(There are two booklets on child care which contain the essentials about food, sleep and general physical habits. See footnote one on the following page.) If your child does not live a regular life and eat and sleep properly, he will probably cry and nag and cause much trouble and have tantrums.

But if he has been well trained in the fundamentals of proper living, and yet has a bad habit of tantrums, you have to tackle the problem directly, at once.

Bear in mind the following:
  1. A little child kicks and screams because he thinks,—or perhaps because he knows from experience,—that in order to avoid a scene you will give in to him and let him have what he wants. You must prove to him that this is a mistaken idea of his. You are not going to give in.
  2. Do not get angry. Do not slap.
  3. Say firmly, "No; when you stop screaming I will speak to you." Then leave the child alone in a safe room. Or, if he must be in the room with you, do not notice him. Keep busy with something or other.
  4. After a while, say quietly, "Little Jesus does not like screaming and kicking. He loves you and He does not want you to do that."
  5. Stop. Keep quiet. Be patient.
  6. If the child slows down at times, waits to see if you will give in, and then starts up again, do not worry. He is showing that he begins to understand. Ignore him. Finally he will yield. He may fall asleep.
  7. Two or three performances like this will end the bad habit and establish a good one.
  8. Remember: Be gentle; but be firm and consistent. Remain very calm and silent.
VIRTUE FOR PARENTS Parents might make a special effort to take five minutes off occasionally in which to sit down quietly and do nothing at all but relax, thinking how good God is and sending up to Him a wordless prayer of love.

BOOK FOR THE MONTH The Child on His Knees2 is a collection of prayers in rhyme, expressing the sentiments of very young children. They were made for her children by one mother, a mother who happened to be gifted as a poet. She generously shares them with all other mothers and children.

HYMNS FOR THE MONTH To Jesus' Heart All Burning3 is an appropriate song this month. For Corpus Christi, let us sing Jesus My Lord, My God, My All3 and O Jesus Christ, Remember.3

The Benediction hymns, O Salutaris Hostia3 and Tantum Ergo3 ought to be part of the repertory of every family. Father, mother, aunt, or someone else should learn them and sing them at prayers before the June altar.

1 Infant Care and A Child From One to Six can be obtained from: Children's Bureau, U. S. Department of Labor, Washington, D.C. [Editor's Note: There are many pamphlets and books available with updated information (these were from the 1930s) on how to physically raise children. --JGM]
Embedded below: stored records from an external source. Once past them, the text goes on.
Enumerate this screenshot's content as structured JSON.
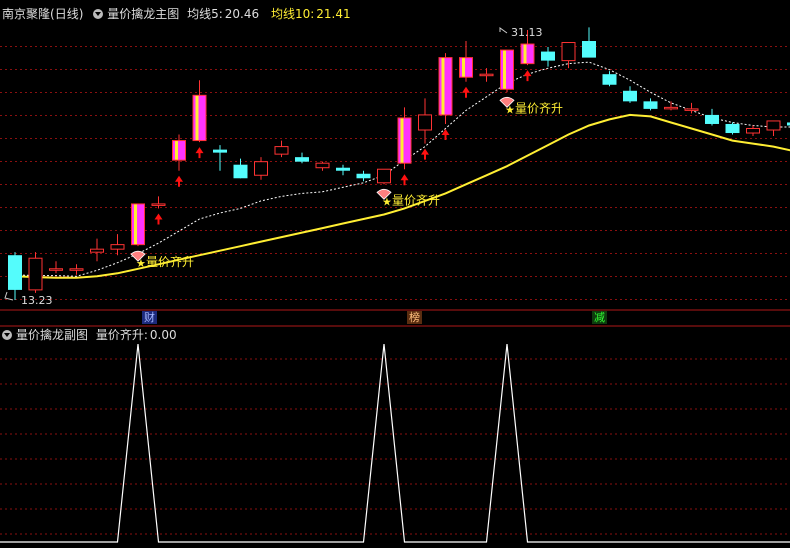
{
  "main_panel": {
    "stock_name": "南京聚隆",
    "period": "(日线)",
    "indicator_name": "量价擒龙主图",
    "ma5_label": "均线5:",
    "ma5_value": "20.46",
    "ma10_label": "均线10:",
    "ma10_value": "21.41",
    "high_marker": "31.13",
    "low_marker": "13.23",
    "signal_label": "量价齐升",
    "events": [
      "财",
      "榜",
      "减"
    ]
  },
  "sub_panel": {
    "indicator_name": "量价擒龙副图",
    "signal_name": "量价齐升:",
    "signal_value": "0.00"
  },
  "colors": {
    "background": "#000000",
    "up_candle": "#ff3333",
    "down_candle": "#54fcfc",
    "ma_yellow": "#ffee33",
    "ma_white": "#ffffff",
    "grid": "#8a1010",
    "separator": "#b01818",
    "signal_candle": "#ff33ff",
    "arrow": "#ff1111",
    "event_cai": "#6e8cff",
    "event_bang": "#ffbf7f",
    "event_jian": "#33ff33"
  },
  "chart_data": {
    "type": "candlestick",
    "x": [
      "1",
      "2",
      "3",
      "4",
      "5",
      "6",
      "7",
      "8",
      "9",
      "10",
      "11",
      "12",
      "13",
      "14",
      "15",
      "16",
      "17",
      "18",
      "19",
      "20",
      "21",
      "22",
      "23",
      "24",
      "25",
      "26",
      "27",
      "28",
      "29",
      "30",
      "31",
      "32",
      "33",
      "34",
      "35",
      "36",
      "37",
      "38",
      "39"
    ],
    "series": [
      {
        "values": [
          {
            "o": 16.2,
            "h": 16.4,
            "l": 13.23,
            "c": 13.9
          },
          {
            "o": 13.9,
            "h": 16.4,
            "l": 13.7,
            "c": 16.0
          },
          {
            "o": 15.3,
            "h": 15.8,
            "l": 15.0,
            "c": 15.3
          },
          {
            "o": 15.2,
            "h": 15.6,
            "l": 14.9,
            "c": 15.3
          },
          {
            "o": 16.4,
            "h": 17.3,
            "l": 15.8,
            "c": 16.6
          },
          {
            "o": 16.6,
            "h": 17.6,
            "l": 16.2,
            "c": 16.9
          },
          {
            "o": 16.9,
            "h": 19.6,
            "l": 16.8,
            "c": 19.6
          },
          {
            "o": 19.6,
            "h": 20.1,
            "l": 19.3,
            "c": 19.6
          },
          {
            "o": 22.5,
            "h": 24.2,
            "l": 21.8,
            "c": 23.8
          },
          {
            "o": 23.8,
            "h": 27.8,
            "l": 23.7,
            "c": 26.8
          },
          {
            "o": 23.2,
            "h": 23.5,
            "l": 21.8,
            "c": 23.0
          },
          {
            "o": 22.2,
            "h": 22.6,
            "l": 21.3,
            "c": 21.3
          },
          {
            "o": 21.5,
            "h": 22.7,
            "l": 21.2,
            "c": 22.4
          },
          {
            "o": 22.9,
            "h": 23.8,
            "l": 22.7,
            "c": 23.4
          },
          {
            "o": 22.7,
            "h": 23.0,
            "l": 22.3,
            "c": 22.4
          },
          {
            "o": 22.0,
            "h": 22.4,
            "l": 21.8,
            "c": 22.3
          },
          {
            "o": 22.0,
            "h": 22.2,
            "l": 21.5,
            "c": 21.8
          },
          {
            "o": 21.6,
            "h": 21.8,
            "l": 21.1,
            "c": 21.3
          },
          {
            "o": 21.0,
            "h": 21.9,
            "l": 20.9,
            "c": 21.9
          },
          {
            "o": 22.3,
            "h": 26.0,
            "l": 21.9,
            "c": 25.3
          },
          {
            "o": 24.5,
            "h": 26.6,
            "l": 23.6,
            "c": 25.5
          },
          {
            "o": 25.5,
            "h": 29.6,
            "l": 24.9,
            "c": 29.3
          },
          {
            "o": 28.0,
            "h": 30.4,
            "l": 27.7,
            "c": 29.3
          },
          {
            "o": 28.2,
            "h": 28.6,
            "l": 27.7,
            "c": 28.2
          },
          {
            "o": 27.2,
            "h": 29.8,
            "l": 27.0,
            "c": 29.8
          },
          {
            "o": 28.9,
            "h": 31.13,
            "l": 28.8,
            "c": 30.2
          },
          {
            "o": 29.7,
            "h": 30.0,
            "l": 28.7,
            "c": 29.1
          },
          {
            "o": 29.1,
            "h": 30.3,
            "l": 28.6,
            "c": 30.3
          },
          {
            "o": 30.4,
            "h": 31.3,
            "l": 29.4,
            "c": 29.3
          },
          {
            "o": 28.2,
            "h": 28.4,
            "l": 27.4,
            "c": 27.5
          },
          {
            "o": 27.1,
            "h": 27.4,
            "l": 26.3,
            "c": 26.4
          },
          {
            "o": 26.4,
            "h": 26.6,
            "l": 25.8,
            "c": 25.9
          },
          {
            "o": 26.0,
            "h": 26.4,
            "l": 25.8,
            "c": 26.0
          },
          {
            "o": 25.9,
            "h": 26.3,
            "l": 25.6,
            "c": 25.9
          },
          {
            "o": 25.5,
            "h": 25.9,
            "l": 24.8,
            "c": 24.9
          },
          {
            "o": 24.9,
            "h": 25.0,
            "l": 24.2,
            "c": 24.3
          },
          {
            "o": 24.3,
            "h": 24.8,
            "l": 24.1,
            "c": 24.6
          },
          {
            "o": 24.5,
            "h": 25.1,
            "l": 24.1,
            "c": 25.1
          },
          {
            "o": 25.0,
            "h": 25.2,
            "l": 24.6,
            "c": 24.8
          }
        ]
      },
      {
        "values": [
          14.8,
          14.75,
          14.7,
          14.7,
          14.8,
          15.0,
          15.3,
          15.6,
          15.9,
          16.2,
          16.5,
          16.8,
          17.1,
          17.4,
          17.7,
          18.0,
          18.3,
          18.6,
          18.9,
          19.3,
          19.8,
          20.3,
          20.9,
          21.5,
          22.1,
          22.8,
          23.5,
          24.2,
          24.8,
          25.2,
          25.5,
          25.4,
          25.0,
          24.6,
          24.2,
          23.8,
          23.6,
          23.4,
          23.1
        ]
      },
      {
        "values": [
          14.9,
          14.85,
          14.85,
          14.8,
          15.2,
          15.7,
          16.3,
          17.0,
          17.8,
          18.6,
          19.0,
          19.3,
          19.8,
          20.1,
          20.3,
          20.4,
          20.7,
          21.0,
          21.5,
          22.5,
          23.4,
          24.6,
          25.8,
          26.7,
          27.6,
          28.2,
          28.6,
          28.9,
          29.0,
          28.5,
          27.8,
          27.0,
          26.3,
          25.8,
          25.3,
          25.0,
          24.8,
          24.7,
          24.7
        ]
      },
      {
        "values": [
          0,
          0,
          0,
          0,
          0,
          0,
          1,
          0,
          0,
          0,
          0,
          0,
          0,
          0,
          0,
          0,
          0,
          0,
          1,
          0,
          0,
          0,
          0,
          0,
          1,
          0,
          0,
          0,
          0,
          0,
          0,
          0,
          0,
          0,
          0,
          0,
          0,
          0,
          0
        ]
      }
    ],
    "signals": [
      6,
      18,
      24
    ],
    "arrows": [
      7,
      8,
      9,
      19,
      20,
      21,
      22,
      25
    ]
  }
}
2 The Child on His Knees, by Mary Dixon Thayer. New York: The Macmillan Co.

3 The St. Gregory Hymnal, Singers' Edition. Nos. 61, 53, 55, 226a, 242a. Philadelphia: The St. Gregory Guild. [Editor's Note: This is now available in two editions. GIA Publications,, St. Gregory Hymnal and Catholic Choir Book Compiled by C. T. Andrews, 1979 abridged edition of the original collection edited by N. A. Montani. For 2 and 4 Voice Choirs. Paperback G-2291 8.50, Paperback Spiral bound G-2291-S 9.50. Also, reprint of the original by The Neumann Press, RR2 Box 30, Long Prairie, MN 56347, 800-746-2521, www.neumannpress. for $38.00. --JGM]

Activity Source: Religion in the Home: Monthly Aids for the Parents of Pre-School Children by Katherine Delmonico Byles, Paulist Press, 1938